WHAT NEEDS TO BE DONE:
Write the entries out again. Each one must match exactly.
[SOURCE DATA — start]
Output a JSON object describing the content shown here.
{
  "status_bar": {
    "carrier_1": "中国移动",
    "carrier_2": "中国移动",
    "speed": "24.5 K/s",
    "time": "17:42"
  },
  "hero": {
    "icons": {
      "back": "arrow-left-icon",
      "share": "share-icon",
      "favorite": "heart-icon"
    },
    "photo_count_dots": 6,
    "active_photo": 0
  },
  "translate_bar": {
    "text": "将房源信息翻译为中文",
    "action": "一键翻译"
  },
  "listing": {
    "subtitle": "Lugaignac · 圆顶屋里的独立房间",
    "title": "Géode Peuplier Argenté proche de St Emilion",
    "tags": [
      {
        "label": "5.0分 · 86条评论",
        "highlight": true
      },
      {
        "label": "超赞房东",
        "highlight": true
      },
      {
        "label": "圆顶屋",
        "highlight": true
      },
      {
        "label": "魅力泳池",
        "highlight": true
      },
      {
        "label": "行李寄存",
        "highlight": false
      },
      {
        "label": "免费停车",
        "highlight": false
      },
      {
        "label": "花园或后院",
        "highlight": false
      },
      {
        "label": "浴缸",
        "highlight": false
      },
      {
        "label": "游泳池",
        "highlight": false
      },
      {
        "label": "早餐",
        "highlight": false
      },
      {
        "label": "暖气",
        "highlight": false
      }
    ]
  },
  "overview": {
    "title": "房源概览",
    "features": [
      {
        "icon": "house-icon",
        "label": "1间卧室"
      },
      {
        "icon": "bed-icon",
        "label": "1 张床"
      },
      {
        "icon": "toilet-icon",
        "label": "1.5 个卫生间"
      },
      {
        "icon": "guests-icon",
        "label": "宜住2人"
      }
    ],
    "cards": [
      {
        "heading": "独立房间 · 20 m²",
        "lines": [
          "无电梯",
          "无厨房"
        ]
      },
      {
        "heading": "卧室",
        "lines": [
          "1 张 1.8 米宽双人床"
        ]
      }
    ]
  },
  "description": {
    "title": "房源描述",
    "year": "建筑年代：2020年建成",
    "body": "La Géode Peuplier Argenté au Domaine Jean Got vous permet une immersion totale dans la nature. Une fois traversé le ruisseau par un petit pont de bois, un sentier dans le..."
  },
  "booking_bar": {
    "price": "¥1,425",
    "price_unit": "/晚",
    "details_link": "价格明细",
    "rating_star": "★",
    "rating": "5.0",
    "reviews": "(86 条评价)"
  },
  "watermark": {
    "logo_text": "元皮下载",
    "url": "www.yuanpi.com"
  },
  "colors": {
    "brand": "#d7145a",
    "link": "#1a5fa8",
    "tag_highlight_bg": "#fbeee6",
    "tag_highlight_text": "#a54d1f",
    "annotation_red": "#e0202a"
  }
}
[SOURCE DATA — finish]
THE COMPLETED TASK:
Output a JSON object describing the content shown here.
{
  "status_bar": {
    "carrier_1": "中国移动",
    "carrier_2": "中国移动",
    "speed": "24.5 K/s",
    "time": "17:42"
  },
  "hero": {
    "icons": {
      "back": "arrow-left-icon",
      "share": "share-icon",
      "favorite": "heart-icon"
    },
    "photo_count_dots": 6,
    "active_photo": 0
  },
  "translate_bar": {
    "text": "将房源信息翻译为中文",
    "action": "一键翻译"
  },
  "listing": {
    "subtitle": "Lugaignac · 圆顶屋里的独立房间",
    "title": "Géode Peuplier Argenté proche de St Emilion",
    "tags": [
      {
        "label": "5.0分 · 86条评论",
        "highlight": true
      },
      {
        "label": "超赞房东",
        "highlight": true
      },
      {
        "label": "圆顶屋",
        "highlight": true
      },
      {
        "label": "魅力泳池",
        "highlight": true
      },
      {
        "label": "行李寄存",
        "highlight": false
      },
      {
        "label": "免费停车",
        "highlight": false
      },
      {
        "label": "花园或后院",
        "highlight": false
      },
      {
        "label": "浴缸",
        "highlight": false
      },
      {
        "label": "游泳池",
        "highlight": false
      },
      {
        "label": "早餐",
        "highlight": false
      },
      {
        "label": "暖气",
        "highlight": false
      }
    ]
  },
  "overview": {
    "title": "房源概览",
    "features": [
      {
        "icon": "house-icon",
        "label": "1间卧室"
      },
      {
        "icon": "bed-icon",
        "label": "1 张床"
      },
      {
        "icon": "toilet-icon",
        "label": "1.5 个卫生间"
      },
      {
        "icon": "guests-icon",
        "label": "宜住2人"
      }
    ],
    "cards": [
      {
        "heading": "独立房间 · 20 m²",
        "lines": [
          "无电梯",
          "无厨房"
        ]
      },
      {
        "heading": "卧室",
        "lines": [
          "1 张 1.8 米宽双人床"
        ]
      }
    ]
  },
  "description": {
    "title": "房源描述",
    "year": "建筑年代：2020年建成",
    "body": "La Géode Peuplier Argenté au Domaine Jean Got vous permet une immersion totale dans la nature. Une fois traversé le ruisseau par un petit pont de bois, un sentier dans le..."
  },
  "booking_bar": {
    "price": "¥1,425",
    "price_unit": "/晚",
    "details_link": "价格明细",
    "rating_star": "★",
    "rating": "5.0",
    "reviews": "(86 条评价)"
  },
  "watermark": {
    "logo_text": "元皮下载",
    "url": "www.yuanpi.com"
  },
  "colors": {
    "brand": "#d7145a",
    "link": "#1a5fa8",
    "tag_highlight_bg": "#fbeee6",
    "tag_highlight_text": "#a54d1f",
    "annotation_red": "#e0202a"
  }
}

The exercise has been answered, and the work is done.